Writing on the film Barren Lives by Nelson Pereira dos Santos, Jean -Claude Bernadet suggests that the structure of the film
“is not conditioned by the action of the characters, but rather by nature: it is the rain and the drought that decide the beginning, the middle, and the end of the film.” (in Representing the Rural, p156)
One cannot deny that Tarr follows the same principle in Damnation, perhaps more so than in his other films with the exception of his last film, The Turin Horse. What characters may not be able to express is expressed through their surroundings as metaphors. Tarr’s characters are not easy to read. There is little emotion involved. Everything happens inside them. When Karrer leaves the woman’s flat after they had sex, he doesn’t give any hint as to how he feels. But for once, the rain has stopped. Things brighten up. It is nature that tells us about Karrer’s feelings, not Karrer himself. Tarr makes himself deliberately dependent on nature, on psychologically charged landscapes in order to give his seemingly flat characters an extraordinary depth.

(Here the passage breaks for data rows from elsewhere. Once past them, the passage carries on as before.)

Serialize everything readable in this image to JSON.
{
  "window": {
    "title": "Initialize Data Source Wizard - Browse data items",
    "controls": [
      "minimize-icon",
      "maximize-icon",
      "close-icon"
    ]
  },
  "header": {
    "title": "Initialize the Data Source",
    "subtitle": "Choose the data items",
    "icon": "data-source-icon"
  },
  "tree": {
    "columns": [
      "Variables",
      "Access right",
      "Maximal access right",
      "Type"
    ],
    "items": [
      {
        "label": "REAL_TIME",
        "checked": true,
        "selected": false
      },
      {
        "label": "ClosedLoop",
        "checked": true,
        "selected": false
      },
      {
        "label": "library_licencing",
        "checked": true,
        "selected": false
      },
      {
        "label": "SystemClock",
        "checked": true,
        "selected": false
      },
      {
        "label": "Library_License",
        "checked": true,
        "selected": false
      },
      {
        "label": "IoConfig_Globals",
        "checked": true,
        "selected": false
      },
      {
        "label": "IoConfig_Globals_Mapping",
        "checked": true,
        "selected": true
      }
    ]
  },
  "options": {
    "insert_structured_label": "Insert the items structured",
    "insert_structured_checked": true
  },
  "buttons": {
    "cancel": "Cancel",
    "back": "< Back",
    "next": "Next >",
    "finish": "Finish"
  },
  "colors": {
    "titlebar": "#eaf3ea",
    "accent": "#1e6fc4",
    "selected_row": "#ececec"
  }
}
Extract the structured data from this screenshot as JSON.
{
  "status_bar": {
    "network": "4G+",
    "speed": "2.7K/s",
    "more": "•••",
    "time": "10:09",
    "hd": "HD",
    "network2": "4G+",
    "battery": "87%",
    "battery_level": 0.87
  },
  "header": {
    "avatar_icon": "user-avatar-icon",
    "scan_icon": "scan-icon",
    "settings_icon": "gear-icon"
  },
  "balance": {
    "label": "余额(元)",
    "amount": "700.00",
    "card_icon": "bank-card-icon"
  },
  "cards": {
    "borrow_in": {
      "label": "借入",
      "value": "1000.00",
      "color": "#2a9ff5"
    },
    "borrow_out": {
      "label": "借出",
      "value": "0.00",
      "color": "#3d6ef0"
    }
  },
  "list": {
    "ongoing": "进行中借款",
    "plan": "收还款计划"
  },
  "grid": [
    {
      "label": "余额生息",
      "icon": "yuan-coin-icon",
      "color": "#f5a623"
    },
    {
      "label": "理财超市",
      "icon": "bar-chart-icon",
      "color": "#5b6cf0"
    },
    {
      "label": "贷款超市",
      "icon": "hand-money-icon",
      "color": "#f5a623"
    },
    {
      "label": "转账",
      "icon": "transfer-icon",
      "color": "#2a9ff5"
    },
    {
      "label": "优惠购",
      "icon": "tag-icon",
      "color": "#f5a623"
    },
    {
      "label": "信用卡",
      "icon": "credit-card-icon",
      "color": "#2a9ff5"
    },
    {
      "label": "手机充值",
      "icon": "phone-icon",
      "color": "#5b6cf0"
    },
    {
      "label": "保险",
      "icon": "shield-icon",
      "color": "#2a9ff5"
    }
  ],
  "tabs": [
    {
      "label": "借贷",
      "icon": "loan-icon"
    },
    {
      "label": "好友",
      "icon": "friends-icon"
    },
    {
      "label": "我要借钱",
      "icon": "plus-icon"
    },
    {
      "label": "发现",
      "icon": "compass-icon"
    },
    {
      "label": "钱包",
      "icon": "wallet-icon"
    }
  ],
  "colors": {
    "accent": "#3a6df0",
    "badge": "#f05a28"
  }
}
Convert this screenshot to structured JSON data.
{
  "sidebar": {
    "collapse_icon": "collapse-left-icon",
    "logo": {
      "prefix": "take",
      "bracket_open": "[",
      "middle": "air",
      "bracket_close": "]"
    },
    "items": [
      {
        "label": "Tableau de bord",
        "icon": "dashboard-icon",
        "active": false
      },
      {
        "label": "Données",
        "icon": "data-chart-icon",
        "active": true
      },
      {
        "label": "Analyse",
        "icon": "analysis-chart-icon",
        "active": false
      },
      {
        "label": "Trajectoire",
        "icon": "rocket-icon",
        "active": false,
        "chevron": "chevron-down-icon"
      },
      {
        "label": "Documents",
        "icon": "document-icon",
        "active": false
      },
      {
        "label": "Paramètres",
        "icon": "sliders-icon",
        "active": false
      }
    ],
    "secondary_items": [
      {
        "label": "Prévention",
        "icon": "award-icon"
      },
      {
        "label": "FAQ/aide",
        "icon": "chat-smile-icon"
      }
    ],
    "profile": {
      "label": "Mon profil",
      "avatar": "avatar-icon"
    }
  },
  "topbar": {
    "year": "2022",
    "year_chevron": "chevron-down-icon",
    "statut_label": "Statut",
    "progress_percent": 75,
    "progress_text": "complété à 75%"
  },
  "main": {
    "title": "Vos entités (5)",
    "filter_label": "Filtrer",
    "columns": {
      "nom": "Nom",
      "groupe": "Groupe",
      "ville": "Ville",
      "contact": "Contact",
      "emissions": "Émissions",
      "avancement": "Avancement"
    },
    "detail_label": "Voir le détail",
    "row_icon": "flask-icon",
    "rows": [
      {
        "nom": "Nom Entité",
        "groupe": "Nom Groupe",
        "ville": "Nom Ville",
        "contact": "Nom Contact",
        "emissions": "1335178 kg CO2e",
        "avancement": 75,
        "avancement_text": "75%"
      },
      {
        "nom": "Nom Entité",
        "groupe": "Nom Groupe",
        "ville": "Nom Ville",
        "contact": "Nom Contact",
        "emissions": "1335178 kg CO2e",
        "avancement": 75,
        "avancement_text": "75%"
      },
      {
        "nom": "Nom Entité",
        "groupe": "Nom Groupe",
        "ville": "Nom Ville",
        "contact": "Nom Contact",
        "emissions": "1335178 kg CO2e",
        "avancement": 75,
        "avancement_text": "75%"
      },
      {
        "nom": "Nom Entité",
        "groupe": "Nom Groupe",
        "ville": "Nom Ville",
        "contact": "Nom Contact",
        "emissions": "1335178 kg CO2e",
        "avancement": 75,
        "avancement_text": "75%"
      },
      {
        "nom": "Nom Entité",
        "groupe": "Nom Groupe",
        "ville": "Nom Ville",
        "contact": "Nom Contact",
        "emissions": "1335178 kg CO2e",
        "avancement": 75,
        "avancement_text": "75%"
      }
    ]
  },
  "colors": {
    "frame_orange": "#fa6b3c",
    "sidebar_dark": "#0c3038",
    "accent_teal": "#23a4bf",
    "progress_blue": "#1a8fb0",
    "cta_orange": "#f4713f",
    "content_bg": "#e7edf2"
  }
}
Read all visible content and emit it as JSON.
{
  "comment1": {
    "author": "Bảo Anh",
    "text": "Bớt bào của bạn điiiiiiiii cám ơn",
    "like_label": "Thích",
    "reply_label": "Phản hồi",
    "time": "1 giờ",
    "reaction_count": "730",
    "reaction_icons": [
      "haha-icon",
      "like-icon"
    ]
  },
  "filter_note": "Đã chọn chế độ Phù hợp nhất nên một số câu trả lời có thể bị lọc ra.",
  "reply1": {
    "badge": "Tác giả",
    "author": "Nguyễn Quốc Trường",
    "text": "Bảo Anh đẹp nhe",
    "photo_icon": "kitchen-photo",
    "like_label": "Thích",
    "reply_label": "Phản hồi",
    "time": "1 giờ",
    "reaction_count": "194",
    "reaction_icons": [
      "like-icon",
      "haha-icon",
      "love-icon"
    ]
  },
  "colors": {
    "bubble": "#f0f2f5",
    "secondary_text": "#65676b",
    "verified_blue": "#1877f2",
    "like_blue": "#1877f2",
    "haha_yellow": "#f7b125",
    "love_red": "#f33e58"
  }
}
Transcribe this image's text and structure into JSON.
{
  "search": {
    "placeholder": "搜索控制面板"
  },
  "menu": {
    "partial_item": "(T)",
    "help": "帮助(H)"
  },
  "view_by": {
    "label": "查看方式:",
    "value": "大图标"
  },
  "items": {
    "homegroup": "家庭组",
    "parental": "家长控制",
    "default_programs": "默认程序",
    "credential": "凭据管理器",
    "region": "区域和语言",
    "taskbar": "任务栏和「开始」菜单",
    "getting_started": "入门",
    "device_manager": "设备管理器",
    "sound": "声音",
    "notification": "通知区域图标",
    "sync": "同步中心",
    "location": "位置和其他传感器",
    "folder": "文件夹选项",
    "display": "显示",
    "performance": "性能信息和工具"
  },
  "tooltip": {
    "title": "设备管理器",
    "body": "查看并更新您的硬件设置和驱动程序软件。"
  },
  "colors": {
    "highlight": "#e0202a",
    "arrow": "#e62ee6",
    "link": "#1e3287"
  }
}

The end of the film is most emblematic of the director’s pursuit of blending characters with their surroundings so that they become one. Over the course of two hours, Karrer slowly disintegrates, as does the village. With nothing left, Karrer becomes no more than a dog, on all fours imitating the stray dog who barks at him, drenched in rain and mud. Damnation is a story about the life of a dog in human disguise, whose mask drops ever so slowly, but continuously, just like the persistent rain slowly but surely swallows the village. It won’t leave any traces, and Karrer, too, will disappear.